This alert is the latest in a series from our Employee Benefits and Executive Compensation and Health Care Practice Groups about the most recent federal stimulus bill.  We provided an overview of how the law addresses new substantive requirements for health plans and health care providers, see the Health Insurance/Provider Provisions section here.  We addressed what the law means for flexible spending arrangements (FSAs) here and went in-depth on the health care price and quality transparency provisions here.

The new COVID-19 relief stimulus law includes a section titled “Strengthening Parity in Mental Health and Substance Use Disorder Benefits” that introduces additional compliance requirements under the Mental Health Parity and Addiction Equity Act of 2008 (MHPAEA).

The MHPAEA requires health plans and insurance policies to provide mental health benefits that are on par with the medical and surgical benefits that they provide. It achieves this parity through a set of numerical tests on the costs that participants pay (quantitative treatment limitations or QTLs) and a range of other requirements relating to matters such as the scope, duration, and availability of benefits (nonquantitative treatment limitations or NQTLs) for mental health and substance use disorder (MHSUD) benefits in comparison to medical and surgical benefits. The requirements apply to both the design and operation of the plan or policy. The MHPAEA does not require a plan or policy to cover MHSUD benefits, but the Affordable Care Act (ACA) designated MHSUD benefits as essential benefits to be covered in the individual and small health plan insurance markets, including coverage offered on the ACA Marketplace exchange.

The new provisions apply to group health plans and health insurance issuers that offer medical and surgical benefits and MHSUD benefits and impose specific analytical requirements on the NQTLs on those benefits. Under the new law:

  • Covered plans and issuers must perform and document comparative analyses of the design and application of the NQTLs that apply to MHSUD and medical/surgical benefits.
  • Upon request, beginning 45 days after the enactment of the law, make the analyses and other information available to the applicable federal and state authority. The analyses must:
    • Describe the terms of each NQTL and the benefits to which they apply for each classification (in-patient, in-network) under the MHPAEA.
    • Include the factors used to determine the NQTLs that will apply to the MHSUD benefits and the evidentiary standards used to design and apply the NQTLs to the benefits.
    • The comparative analyses must demonstrate that the processes, strategies, evidentiary standards, and other factors used to apply the MHSUD benefits are not, in design or in operation, more stringent than the limitations on medical or surgical benefits and disclose the findings of the analyses.
  • Plan sponsors and insurers must be prepared to provide the comparative analyses to an enforcing federal agency (the Department of Labor, Health and Human Services, or the Treasury) and to provide them with further information on request. If the analyses and information do not comply with these requirements, plan sponsors and insurers may be required to submit a corrective plan and, if compliance is still not achieved, notify enrollees of the failure to comply.
  • To improve and advance compliance with the MHPEA, not later than July, 2022, the Departments of Labor, Health and Human Services, and Treasury are required to finalize compliance guidance and regulations, including the processes and timelines for current and potential plan participants to file complaints reporting violations of the parity provisions. The compliance guidance shall include de-identified examples of previous findings of compliance and non-compliance.
  • The Departments will also submit an annual report to Congress summarizing the comparative analyses requested and identifying any noncompliant plans or issuers. Information will also be shared with state regulators.
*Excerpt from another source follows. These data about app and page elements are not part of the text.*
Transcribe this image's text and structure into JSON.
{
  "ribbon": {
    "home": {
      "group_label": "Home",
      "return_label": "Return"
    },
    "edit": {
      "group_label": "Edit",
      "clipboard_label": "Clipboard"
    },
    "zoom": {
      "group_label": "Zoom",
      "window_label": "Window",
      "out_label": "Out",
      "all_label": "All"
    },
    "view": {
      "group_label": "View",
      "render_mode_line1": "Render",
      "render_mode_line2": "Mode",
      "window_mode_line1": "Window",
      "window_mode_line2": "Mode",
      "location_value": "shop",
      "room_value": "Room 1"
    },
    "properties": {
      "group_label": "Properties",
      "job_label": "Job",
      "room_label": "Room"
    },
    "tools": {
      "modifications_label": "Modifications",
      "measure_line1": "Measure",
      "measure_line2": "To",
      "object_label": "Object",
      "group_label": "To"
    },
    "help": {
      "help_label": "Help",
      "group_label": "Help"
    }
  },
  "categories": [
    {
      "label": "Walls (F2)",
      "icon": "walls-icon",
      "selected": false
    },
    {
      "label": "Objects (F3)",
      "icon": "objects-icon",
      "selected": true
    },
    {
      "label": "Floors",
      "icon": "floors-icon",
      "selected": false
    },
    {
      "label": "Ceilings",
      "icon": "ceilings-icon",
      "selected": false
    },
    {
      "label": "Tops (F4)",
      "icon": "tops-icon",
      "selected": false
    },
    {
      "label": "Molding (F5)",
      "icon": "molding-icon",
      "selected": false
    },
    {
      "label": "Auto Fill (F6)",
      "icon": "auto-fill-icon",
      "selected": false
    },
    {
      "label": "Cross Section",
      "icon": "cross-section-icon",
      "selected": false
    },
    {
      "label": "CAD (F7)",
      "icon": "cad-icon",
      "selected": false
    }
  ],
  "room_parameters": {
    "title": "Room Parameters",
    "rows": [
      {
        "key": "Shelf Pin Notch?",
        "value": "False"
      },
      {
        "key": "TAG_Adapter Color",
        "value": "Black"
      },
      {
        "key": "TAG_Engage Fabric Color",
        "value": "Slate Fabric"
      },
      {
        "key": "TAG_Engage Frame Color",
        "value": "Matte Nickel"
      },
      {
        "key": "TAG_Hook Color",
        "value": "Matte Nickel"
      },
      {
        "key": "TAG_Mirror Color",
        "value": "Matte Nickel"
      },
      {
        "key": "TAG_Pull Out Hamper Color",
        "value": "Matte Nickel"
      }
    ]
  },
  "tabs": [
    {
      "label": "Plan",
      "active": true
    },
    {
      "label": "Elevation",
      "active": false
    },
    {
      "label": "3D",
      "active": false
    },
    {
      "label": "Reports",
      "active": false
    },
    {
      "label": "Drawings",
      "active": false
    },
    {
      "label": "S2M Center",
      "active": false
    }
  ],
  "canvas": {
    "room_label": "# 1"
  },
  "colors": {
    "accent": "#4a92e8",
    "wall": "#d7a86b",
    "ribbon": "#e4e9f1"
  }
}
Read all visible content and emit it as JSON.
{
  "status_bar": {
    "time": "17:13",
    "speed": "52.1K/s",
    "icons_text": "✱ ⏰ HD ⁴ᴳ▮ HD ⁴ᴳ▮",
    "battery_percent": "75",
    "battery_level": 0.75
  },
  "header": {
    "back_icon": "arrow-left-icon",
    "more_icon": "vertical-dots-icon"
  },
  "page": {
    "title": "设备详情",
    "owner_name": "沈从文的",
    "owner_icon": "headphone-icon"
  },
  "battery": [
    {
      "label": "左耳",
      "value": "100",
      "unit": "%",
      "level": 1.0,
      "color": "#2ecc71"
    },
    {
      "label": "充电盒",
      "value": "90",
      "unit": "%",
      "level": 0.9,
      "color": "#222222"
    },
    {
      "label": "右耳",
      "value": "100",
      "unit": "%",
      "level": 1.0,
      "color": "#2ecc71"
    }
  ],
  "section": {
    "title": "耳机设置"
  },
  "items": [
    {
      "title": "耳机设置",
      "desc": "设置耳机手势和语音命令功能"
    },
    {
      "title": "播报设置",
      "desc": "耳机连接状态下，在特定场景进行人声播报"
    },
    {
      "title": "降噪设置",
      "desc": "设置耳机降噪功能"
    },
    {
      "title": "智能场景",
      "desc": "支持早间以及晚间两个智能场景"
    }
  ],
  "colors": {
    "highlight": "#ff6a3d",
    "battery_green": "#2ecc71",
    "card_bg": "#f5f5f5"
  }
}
With the change in administrations, changes are expected for the ACA and a range of other laws and regulations affecting health care and health benefits. Ballard Spahr attorneys established the Health Care Reform Initiative to monitor and analyze legislative and regulatory developments. We will continue to follow developments in this area as they emerge. Changes may come to the Health Care Reform Dashboard, but it will continue to serve as an online resource center for news and analysis on developments regarding the ACA and health care reforms that follow.

Attorneys in Ballard Spahr’s Employee Benefits and Executive Compensation Group help clients design and implement compensation and benefits packages that comply with today’s complex regulatory requirements, attract and retain a quality workforce, and maintain fiscal and fiduciary responsibility. The Health Care Group provides counsel to health care providers, health plans, and insurance companies on regulatory and transactional matters.